*Activity:* In the data below, find every line with the string "USDCAD" and pull it out.

*Recorded information:*
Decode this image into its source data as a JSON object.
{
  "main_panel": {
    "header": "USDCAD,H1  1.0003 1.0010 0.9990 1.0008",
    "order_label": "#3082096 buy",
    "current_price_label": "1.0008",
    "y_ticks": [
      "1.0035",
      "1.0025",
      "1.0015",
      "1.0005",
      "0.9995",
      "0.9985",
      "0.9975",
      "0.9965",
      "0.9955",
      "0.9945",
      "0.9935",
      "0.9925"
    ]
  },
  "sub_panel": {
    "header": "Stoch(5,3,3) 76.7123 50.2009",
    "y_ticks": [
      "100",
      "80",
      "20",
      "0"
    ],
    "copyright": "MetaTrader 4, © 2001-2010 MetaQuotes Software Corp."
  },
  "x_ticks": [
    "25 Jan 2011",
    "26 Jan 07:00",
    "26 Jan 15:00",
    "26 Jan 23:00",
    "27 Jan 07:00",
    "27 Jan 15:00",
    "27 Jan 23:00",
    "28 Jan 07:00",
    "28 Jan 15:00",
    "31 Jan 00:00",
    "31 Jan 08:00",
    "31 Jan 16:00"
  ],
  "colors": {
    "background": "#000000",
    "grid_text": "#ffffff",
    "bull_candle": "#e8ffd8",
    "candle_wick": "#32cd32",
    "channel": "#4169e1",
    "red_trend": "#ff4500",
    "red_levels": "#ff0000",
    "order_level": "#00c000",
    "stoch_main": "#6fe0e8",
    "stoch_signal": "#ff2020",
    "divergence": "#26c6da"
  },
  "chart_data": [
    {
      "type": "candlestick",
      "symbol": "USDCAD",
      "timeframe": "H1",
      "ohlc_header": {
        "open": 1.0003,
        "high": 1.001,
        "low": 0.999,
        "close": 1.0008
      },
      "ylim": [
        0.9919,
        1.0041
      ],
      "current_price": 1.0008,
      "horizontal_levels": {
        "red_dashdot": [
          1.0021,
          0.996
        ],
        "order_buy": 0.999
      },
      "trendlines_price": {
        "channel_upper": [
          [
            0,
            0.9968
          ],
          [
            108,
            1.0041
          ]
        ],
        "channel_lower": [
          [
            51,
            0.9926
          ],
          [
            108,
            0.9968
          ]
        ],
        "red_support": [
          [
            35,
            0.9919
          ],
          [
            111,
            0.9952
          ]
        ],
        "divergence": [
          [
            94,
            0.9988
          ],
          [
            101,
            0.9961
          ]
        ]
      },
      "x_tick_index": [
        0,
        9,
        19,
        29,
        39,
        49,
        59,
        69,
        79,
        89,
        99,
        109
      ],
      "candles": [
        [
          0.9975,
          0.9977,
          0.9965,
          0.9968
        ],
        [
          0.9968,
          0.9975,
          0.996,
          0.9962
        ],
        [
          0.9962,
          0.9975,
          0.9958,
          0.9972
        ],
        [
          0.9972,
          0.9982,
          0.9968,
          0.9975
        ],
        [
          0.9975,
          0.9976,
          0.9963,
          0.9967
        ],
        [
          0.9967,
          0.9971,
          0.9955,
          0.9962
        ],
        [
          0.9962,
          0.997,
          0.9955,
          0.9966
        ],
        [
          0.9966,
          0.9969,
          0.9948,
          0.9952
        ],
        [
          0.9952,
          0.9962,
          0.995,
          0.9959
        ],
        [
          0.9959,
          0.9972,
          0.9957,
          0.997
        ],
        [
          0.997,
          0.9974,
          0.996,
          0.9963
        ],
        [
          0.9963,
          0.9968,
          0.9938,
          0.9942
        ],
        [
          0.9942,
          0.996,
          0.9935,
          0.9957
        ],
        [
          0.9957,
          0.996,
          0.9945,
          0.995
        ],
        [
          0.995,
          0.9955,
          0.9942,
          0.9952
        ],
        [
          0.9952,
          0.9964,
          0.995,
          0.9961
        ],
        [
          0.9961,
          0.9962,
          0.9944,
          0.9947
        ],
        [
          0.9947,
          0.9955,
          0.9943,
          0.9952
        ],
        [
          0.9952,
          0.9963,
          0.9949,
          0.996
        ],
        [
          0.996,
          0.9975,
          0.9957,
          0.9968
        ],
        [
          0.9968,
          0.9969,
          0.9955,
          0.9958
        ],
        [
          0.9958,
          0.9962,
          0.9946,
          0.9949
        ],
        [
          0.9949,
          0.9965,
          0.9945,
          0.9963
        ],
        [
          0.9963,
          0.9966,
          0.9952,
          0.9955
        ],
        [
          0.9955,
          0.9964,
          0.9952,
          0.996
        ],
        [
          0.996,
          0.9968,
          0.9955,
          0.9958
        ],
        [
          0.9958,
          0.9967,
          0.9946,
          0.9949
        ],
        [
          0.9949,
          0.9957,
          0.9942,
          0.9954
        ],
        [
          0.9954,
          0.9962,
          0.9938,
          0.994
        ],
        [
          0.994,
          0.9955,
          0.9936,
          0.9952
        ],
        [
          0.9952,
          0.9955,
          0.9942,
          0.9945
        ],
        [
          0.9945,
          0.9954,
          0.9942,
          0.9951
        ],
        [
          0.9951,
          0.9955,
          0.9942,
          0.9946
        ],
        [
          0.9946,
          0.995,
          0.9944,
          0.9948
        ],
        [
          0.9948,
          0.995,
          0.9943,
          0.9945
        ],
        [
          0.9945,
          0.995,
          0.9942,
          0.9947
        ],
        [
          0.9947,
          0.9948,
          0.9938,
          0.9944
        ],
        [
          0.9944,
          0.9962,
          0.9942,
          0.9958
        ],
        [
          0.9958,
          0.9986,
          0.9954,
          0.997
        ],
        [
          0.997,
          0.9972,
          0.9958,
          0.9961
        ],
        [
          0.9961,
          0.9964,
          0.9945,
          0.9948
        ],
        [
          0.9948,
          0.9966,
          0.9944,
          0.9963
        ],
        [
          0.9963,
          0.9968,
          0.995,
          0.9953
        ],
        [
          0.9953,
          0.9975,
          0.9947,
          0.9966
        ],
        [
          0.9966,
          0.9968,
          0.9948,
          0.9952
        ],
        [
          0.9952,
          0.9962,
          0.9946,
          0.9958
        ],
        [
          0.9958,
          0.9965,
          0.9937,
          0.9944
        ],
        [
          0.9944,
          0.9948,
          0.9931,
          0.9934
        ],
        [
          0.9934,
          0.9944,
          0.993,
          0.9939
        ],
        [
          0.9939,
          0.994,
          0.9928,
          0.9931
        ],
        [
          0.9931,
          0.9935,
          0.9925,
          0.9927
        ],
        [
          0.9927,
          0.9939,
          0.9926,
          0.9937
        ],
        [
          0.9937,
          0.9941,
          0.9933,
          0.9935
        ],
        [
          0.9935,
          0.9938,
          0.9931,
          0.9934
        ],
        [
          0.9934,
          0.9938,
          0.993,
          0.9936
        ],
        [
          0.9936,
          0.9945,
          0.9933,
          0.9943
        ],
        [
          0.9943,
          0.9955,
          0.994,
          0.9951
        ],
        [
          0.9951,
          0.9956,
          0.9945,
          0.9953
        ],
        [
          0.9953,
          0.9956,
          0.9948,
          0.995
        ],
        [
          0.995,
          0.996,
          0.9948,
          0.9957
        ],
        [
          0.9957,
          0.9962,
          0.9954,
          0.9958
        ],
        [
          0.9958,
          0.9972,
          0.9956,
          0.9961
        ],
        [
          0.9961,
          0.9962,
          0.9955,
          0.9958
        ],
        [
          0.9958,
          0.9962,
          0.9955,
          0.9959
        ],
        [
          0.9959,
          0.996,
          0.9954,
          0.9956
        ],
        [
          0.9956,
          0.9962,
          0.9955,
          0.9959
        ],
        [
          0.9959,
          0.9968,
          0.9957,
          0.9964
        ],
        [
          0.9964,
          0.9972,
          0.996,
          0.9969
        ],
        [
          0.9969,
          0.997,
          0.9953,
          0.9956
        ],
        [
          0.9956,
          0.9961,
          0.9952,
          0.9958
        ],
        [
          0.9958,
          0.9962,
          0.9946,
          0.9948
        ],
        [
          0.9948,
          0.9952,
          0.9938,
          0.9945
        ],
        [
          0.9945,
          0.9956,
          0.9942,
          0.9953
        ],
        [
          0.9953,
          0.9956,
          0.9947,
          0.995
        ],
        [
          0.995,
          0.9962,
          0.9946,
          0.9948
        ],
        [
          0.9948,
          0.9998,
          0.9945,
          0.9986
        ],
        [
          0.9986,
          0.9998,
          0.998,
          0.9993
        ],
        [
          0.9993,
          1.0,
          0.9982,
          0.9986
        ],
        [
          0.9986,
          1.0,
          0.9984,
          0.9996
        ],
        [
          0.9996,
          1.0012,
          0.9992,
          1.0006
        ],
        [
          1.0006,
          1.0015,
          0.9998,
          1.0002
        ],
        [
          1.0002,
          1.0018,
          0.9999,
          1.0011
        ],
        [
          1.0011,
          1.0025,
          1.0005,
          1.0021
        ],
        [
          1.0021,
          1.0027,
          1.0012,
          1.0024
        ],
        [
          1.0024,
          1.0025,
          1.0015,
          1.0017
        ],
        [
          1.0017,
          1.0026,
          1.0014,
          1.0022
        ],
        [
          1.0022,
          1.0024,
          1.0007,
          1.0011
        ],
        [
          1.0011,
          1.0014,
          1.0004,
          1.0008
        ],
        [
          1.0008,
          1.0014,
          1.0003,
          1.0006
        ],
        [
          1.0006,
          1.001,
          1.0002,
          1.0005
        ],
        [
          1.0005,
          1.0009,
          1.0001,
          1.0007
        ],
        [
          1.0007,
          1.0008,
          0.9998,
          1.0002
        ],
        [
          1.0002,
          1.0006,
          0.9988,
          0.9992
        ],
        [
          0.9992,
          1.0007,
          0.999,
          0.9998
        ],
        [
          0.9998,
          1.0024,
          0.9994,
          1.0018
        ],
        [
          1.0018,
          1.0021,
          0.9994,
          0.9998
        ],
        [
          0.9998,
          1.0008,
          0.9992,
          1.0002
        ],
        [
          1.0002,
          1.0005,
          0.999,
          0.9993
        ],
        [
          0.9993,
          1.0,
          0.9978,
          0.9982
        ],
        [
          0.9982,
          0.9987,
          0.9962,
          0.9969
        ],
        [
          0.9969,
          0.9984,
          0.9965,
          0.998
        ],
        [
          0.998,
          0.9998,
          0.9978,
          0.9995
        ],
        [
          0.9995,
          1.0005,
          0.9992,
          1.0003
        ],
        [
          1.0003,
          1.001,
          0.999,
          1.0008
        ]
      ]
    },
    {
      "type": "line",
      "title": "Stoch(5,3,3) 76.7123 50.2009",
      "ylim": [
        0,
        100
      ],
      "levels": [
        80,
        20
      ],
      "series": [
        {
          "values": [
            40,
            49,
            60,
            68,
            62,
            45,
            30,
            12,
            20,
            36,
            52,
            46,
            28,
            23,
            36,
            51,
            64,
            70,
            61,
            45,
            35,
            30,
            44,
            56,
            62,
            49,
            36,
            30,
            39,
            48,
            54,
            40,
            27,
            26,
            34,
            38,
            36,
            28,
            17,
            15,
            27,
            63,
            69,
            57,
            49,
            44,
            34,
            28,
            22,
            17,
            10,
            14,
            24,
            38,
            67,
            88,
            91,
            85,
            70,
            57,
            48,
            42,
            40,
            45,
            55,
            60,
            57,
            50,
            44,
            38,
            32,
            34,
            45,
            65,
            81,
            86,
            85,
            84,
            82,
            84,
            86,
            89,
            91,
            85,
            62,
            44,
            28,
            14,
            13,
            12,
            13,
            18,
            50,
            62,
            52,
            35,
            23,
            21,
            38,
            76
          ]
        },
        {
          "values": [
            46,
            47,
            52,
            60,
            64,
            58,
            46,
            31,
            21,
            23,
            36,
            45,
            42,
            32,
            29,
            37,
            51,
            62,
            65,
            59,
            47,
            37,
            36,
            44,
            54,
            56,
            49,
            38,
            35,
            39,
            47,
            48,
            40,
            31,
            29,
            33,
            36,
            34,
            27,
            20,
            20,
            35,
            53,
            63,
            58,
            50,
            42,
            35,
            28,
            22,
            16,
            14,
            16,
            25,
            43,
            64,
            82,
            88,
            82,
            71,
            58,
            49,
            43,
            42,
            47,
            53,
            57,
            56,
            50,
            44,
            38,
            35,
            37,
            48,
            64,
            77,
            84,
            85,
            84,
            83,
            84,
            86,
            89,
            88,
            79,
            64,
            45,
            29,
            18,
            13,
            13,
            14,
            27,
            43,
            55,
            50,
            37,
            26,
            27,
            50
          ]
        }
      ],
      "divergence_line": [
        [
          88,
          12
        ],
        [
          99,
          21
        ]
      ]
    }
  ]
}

*Response to the task:*
    "header": "USDCAD,H1  1.0003 1.0010 0.9990 1.0008",
      "symbol": "USDCAD",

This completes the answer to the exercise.